[[ Exercise materials, beginning ]]

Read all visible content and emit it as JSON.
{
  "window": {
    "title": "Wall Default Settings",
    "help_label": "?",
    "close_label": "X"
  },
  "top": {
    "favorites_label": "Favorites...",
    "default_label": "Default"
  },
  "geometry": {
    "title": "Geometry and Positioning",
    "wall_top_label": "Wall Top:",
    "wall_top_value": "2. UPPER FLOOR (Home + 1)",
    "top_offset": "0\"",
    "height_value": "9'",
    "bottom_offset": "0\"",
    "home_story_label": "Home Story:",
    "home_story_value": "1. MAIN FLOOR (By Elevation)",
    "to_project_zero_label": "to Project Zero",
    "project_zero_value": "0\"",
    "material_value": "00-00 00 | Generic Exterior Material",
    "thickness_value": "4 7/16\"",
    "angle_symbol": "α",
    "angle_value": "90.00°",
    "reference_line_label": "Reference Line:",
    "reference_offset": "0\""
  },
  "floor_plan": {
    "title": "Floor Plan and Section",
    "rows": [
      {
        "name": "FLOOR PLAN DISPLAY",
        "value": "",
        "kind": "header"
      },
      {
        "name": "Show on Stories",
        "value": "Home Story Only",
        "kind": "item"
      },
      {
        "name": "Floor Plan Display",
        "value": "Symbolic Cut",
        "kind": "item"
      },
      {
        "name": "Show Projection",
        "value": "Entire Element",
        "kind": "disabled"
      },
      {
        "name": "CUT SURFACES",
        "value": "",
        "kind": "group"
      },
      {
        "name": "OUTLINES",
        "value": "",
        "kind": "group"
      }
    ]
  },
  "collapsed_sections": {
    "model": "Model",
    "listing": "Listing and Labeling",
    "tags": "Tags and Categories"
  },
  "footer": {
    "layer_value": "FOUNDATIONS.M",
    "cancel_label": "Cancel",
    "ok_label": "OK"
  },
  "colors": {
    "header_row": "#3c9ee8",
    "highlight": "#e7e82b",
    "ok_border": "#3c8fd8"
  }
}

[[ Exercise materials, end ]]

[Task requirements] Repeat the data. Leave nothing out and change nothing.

[Your response]
Read all visible content and emit it as JSON.
{
  "window": {
    "title": "Wall Default Settings",
    "help_label": "?",
    "close_label": "X"
  },
  "top": {
    "favorites_label": "Favorites...",
    "default_label": "Default"
  },
  "geometry": {
    "title": "Geometry and Positioning",
    "wall_top_label": "Wall Top:",
    "wall_top_value": "2. UPPER FLOOR (Home + 1)",
    "top_offset": "0\"",
    "height_value": "9'",
    "bottom_offset": "0\"",
    "home_story_label": "Home Story:",
    "home_story_value": "1. MAIN FLOOR (By Elevation)",
    "to_project_zero_label": "to Project Zero",
    "project_zero_value": "0\"",
    "material_value": "00-00 00 | Generic Exterior Material",
    "thickness_value": "4 7/16\"",
    "angle_symbol": "α",
    "angle_value": "90.00°",
    "reference_line_label": "Reference Line:",
    "reference_offset": "0\""
  },
  "floor_plan": {
    "title": "Floor Plan and Section",
    "rows": [
      {
        "name": "FLOOR PLAN DISPLAY",
        "value": "",
        "kind": "header"
      },
      {
        "name": "Show on Stories",
        "value": "Home Story Only",
        "kind": "item"
      },
      {
        "name": "Floor Plan Display",
        "value": "Symbolic Cut",
        "kind": "item"
      },
      {
        "name": "Show Projection",
        "value": "Entire Element",
        "kind": "disabled"
      },
      {
        "name": "CUT SURFACES",
        "value": "",
        "kind": "group"
      },
      {
        "name": "OUTLINES",
        "value": "",
        "kind": "group"
      }
    ]
  },
  "collapsed_sections": {
    "model": "Model",
    "listing": "Listing and Labeling",
    "tags": "Tags and Categories"
  },
  "footer": {
    "layer_value": "FOUNDATIONS.M",
    "cancel_label": "Cancel",
    "ok_label": "OK"
  },
  "colors": {
    "header_row": "#3c9ee8",
    "highlight": "#e7e82b",
    "ok_border": "#3c8fd8"
  }
}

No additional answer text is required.